Today’s installment of campaign-related news items from across the country.
* A new poll from Quinnipiac shows Hillary Clinton narrowly leading Donald Trump in Florida, while also showing Trump with narrow leads in Ohio and Pennsylvania. This, naturally, is causing a massive freak-out.
* But before the massive freak-out spins out of control, it’s worth noting (a) Quinnipiac’s sample shows the populations in each of these states becoming whiter and less diverse since 2012, which is the opposite of reality; (b) Quinnipiac’s recent track record has been underwhelming; and (c) at roughly this point in 2012, Quinnipiac showed Mitt Romney ahead in – you guessed it – Florida, Ohio, and Pennsylvania, each of which President Obama won in the fall. Calm down.
* As Rachel noted on the show last night, House Speaker Paul Ryan (R-Wis.) is supposed to be the official chairman of his party’s national convention in July, but he’s prepared to give up that role if Trump wants to replace him.
* Speaking of politics in Wisconsin, a Koch brothers attack ad targeting Russ Feingold (D) has been pulled from the state’s airwaves because of inaccuracies. It’s reportedly being edited to correct the falsehoods.
* As recently as two weeks ago, Sen. Pat Toomey (R), facing a tough re-election fight in Pennsylvania, said he intends to “support the Republican nominee” for president. Yesterday, however, Toomey hedged and said on a local radio show that he may remain neutral.
* Former Louisiana Gov. Bobby Jindal (R) last year called Trump an “egomaniacal madman.” Yesterday, he wrote an op-ed endorsing Trump anyway.
* In WorldNetDaily, a right-wing conspiracy website, editor-in-chief Joseph Farah yesterday unveiled a new scheme in which California Republicans rally behind Bernie Sanders in next month’s Democratic primary, in order to cause Democratic “chaos.” This effort, Farah wrote, “could actually deny Hillary the nomination and stick the Democrat Party with an avowed socialist at the top of the ticket. Would that be amazing?”

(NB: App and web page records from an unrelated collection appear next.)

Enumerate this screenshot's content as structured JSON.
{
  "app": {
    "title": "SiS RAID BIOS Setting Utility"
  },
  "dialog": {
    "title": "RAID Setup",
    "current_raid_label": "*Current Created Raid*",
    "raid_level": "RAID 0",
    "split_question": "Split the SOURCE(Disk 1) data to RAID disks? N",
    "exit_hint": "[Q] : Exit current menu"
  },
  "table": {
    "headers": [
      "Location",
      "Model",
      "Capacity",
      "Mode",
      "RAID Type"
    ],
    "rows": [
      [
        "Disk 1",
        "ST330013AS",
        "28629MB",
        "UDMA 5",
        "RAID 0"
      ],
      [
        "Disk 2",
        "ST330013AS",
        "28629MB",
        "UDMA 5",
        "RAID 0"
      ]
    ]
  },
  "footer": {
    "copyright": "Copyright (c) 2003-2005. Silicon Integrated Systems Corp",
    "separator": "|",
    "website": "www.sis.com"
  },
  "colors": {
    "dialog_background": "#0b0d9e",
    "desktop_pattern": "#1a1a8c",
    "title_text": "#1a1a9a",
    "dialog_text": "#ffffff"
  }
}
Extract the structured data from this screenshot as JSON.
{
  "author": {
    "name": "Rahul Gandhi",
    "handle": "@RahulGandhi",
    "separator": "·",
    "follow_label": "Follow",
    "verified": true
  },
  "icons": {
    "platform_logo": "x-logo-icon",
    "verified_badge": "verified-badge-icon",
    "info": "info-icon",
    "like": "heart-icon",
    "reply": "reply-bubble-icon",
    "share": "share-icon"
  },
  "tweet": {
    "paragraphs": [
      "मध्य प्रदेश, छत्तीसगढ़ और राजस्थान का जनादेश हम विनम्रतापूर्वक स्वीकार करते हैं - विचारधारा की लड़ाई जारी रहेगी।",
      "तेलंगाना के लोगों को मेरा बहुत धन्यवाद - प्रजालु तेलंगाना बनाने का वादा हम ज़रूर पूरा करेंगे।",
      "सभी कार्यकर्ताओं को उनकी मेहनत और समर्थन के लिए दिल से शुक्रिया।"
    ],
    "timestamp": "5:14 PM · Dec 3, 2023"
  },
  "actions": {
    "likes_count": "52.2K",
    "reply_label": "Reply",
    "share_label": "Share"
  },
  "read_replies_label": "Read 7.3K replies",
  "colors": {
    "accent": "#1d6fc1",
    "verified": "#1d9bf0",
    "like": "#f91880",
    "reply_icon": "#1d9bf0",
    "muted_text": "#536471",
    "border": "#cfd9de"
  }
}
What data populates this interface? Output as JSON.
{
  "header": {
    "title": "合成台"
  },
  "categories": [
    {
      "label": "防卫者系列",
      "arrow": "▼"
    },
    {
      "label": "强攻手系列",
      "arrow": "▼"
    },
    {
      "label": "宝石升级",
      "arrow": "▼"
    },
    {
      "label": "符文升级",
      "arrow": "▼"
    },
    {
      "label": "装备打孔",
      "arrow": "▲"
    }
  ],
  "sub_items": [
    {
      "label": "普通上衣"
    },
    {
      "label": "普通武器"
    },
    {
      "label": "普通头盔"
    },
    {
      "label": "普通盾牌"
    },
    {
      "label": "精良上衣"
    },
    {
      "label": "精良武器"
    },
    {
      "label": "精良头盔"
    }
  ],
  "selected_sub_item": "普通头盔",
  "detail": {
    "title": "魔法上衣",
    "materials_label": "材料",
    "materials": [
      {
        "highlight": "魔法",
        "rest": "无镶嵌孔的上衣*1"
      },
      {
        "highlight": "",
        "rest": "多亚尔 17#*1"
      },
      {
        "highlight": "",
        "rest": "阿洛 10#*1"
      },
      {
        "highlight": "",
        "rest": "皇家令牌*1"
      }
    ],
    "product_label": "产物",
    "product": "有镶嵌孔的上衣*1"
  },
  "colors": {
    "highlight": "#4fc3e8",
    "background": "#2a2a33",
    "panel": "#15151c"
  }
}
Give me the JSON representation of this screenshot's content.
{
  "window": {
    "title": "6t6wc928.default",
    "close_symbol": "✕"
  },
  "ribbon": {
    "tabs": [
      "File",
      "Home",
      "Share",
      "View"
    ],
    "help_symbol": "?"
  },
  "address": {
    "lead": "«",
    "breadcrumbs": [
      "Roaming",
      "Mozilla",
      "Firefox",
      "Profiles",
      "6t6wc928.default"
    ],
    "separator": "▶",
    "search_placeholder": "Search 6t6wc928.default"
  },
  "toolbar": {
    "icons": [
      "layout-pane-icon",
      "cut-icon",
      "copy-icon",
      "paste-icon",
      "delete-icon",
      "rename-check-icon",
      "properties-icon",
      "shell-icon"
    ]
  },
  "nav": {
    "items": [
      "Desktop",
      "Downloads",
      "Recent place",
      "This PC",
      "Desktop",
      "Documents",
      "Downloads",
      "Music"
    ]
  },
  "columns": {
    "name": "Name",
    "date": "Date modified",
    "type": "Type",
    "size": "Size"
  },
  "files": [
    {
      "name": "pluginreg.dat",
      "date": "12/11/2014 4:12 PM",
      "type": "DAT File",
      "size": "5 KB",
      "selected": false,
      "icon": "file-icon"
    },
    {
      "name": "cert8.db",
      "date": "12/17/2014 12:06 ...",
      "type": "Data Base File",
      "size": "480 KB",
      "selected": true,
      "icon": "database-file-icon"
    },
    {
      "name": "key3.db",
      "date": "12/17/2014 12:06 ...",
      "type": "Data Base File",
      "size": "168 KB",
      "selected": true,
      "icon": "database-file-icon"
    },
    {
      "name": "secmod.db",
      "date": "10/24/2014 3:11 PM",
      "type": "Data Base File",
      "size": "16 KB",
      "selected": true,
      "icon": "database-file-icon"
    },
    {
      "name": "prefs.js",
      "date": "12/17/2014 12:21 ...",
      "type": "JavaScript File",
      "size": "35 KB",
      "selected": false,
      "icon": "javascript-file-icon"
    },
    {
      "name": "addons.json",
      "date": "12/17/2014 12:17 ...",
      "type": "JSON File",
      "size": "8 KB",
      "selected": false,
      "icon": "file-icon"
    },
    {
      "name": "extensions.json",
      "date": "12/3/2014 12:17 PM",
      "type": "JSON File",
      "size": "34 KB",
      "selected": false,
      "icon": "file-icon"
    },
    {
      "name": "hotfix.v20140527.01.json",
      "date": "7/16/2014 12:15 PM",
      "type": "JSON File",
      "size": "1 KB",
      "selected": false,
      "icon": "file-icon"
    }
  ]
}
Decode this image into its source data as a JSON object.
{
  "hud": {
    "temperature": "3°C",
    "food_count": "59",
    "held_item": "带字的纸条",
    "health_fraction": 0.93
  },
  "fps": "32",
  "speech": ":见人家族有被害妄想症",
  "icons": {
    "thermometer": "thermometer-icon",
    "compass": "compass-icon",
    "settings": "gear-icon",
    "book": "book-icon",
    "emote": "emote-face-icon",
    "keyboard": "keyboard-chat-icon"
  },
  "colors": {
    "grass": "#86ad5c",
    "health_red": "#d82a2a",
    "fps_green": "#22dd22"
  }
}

* The deadline for independent presidential candidates to get on the ballot has now passed in Texas and North Dakota. The next state is North Carolina, which has a June 6 deadline.